    29 May 2019
  • Waleed
    Re: Compulsory PE in School
    Im in year 9 and we have 1 double lession a week and in those lessons we are forced to do exercise. The think I hate is the treadmills…
    23 April 2019
  • EndPE
    Re: Compulsory PE in School
    PE needs to not be compulsory for GCSE students, if the kids are unfit that's their problem but PE does not and will not help them,…
    26 March 2019
  • Mandz
    Re: Compulsory PE in School
    My son has actually harmed himself on the sole of his foot very badly to avoid PE with one particular teacher who tries to force him to…
    14 March 2019
  • Rainbow
    Re: Compulsory PE in School
    I am in year 7 and I don't do pe because of my anxiety. The teachers were okay with this and told me to at least write what is going on…
    13 February 2019
  • Charlotte Marie Apri
    Re: Compulsory PE in School
    In my school. I have two timetables week A and Week B. Week B there is only 2 pe lessons Tuesday and Wednesday but week A there is…
    10 November 2018
  • Michelle
    Re: Compulsory PE in School
    My daughter who is in year 10 has a new P.E teacher and I'm constantly receiving texts saying something from her P.E kit is missing,…
    28 September 2018
  • Stan
    Re: Compulsory PE in School
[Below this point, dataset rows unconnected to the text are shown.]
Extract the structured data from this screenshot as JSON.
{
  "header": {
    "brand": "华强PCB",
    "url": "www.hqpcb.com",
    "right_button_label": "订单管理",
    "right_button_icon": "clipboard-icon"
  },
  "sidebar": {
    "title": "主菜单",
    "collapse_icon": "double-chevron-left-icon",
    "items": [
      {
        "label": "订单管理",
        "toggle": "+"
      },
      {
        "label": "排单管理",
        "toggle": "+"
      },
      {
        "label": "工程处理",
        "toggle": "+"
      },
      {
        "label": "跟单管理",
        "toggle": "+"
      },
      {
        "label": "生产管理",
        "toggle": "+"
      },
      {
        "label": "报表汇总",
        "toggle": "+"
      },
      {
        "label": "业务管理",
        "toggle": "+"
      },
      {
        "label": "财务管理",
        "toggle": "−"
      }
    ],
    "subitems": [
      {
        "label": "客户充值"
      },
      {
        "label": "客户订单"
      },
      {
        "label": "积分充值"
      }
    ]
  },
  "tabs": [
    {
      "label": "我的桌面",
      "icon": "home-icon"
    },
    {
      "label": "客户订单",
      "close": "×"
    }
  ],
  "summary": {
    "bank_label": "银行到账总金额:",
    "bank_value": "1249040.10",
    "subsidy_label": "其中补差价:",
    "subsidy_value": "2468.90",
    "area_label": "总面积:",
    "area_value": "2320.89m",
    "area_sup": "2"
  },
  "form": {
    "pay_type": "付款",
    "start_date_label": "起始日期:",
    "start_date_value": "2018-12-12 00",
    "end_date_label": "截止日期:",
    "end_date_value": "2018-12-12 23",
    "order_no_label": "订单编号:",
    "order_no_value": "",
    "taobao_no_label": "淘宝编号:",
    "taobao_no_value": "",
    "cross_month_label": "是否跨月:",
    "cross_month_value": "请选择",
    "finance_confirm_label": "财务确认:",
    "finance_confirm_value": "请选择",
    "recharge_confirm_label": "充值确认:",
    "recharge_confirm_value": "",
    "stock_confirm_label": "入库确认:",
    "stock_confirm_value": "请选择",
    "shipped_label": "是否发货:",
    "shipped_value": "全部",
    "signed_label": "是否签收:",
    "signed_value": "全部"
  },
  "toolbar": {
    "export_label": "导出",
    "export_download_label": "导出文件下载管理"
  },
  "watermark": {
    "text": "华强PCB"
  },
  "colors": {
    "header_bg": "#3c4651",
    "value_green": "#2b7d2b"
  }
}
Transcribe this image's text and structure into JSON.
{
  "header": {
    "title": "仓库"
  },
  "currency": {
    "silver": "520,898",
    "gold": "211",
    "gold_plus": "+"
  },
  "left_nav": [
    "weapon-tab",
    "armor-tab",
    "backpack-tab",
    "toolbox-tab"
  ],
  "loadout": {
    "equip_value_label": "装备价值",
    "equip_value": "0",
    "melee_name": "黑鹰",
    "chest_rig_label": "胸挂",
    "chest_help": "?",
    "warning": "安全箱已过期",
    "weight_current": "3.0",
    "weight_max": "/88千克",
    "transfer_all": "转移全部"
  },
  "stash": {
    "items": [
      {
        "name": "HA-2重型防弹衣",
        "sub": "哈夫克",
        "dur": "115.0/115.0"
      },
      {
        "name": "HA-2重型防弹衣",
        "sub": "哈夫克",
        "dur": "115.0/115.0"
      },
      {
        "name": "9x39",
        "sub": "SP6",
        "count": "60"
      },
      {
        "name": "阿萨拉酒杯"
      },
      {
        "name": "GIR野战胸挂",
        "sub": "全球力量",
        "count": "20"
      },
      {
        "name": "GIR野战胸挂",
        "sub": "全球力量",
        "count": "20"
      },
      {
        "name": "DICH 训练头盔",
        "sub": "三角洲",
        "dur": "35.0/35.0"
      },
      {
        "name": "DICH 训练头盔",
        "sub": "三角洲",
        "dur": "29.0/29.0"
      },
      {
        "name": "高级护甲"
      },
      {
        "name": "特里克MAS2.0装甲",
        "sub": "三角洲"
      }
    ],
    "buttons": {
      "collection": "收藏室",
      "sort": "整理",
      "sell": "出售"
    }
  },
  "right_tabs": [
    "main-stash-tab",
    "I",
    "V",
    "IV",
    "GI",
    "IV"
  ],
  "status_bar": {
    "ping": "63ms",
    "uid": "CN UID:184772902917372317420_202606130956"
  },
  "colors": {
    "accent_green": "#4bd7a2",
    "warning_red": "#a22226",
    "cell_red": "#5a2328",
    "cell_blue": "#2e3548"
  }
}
    My son has no pe at all, he has been given booster lessons for maths and when he reaches his (or their!) target he gets his pe back!!! he…
    12 September 2018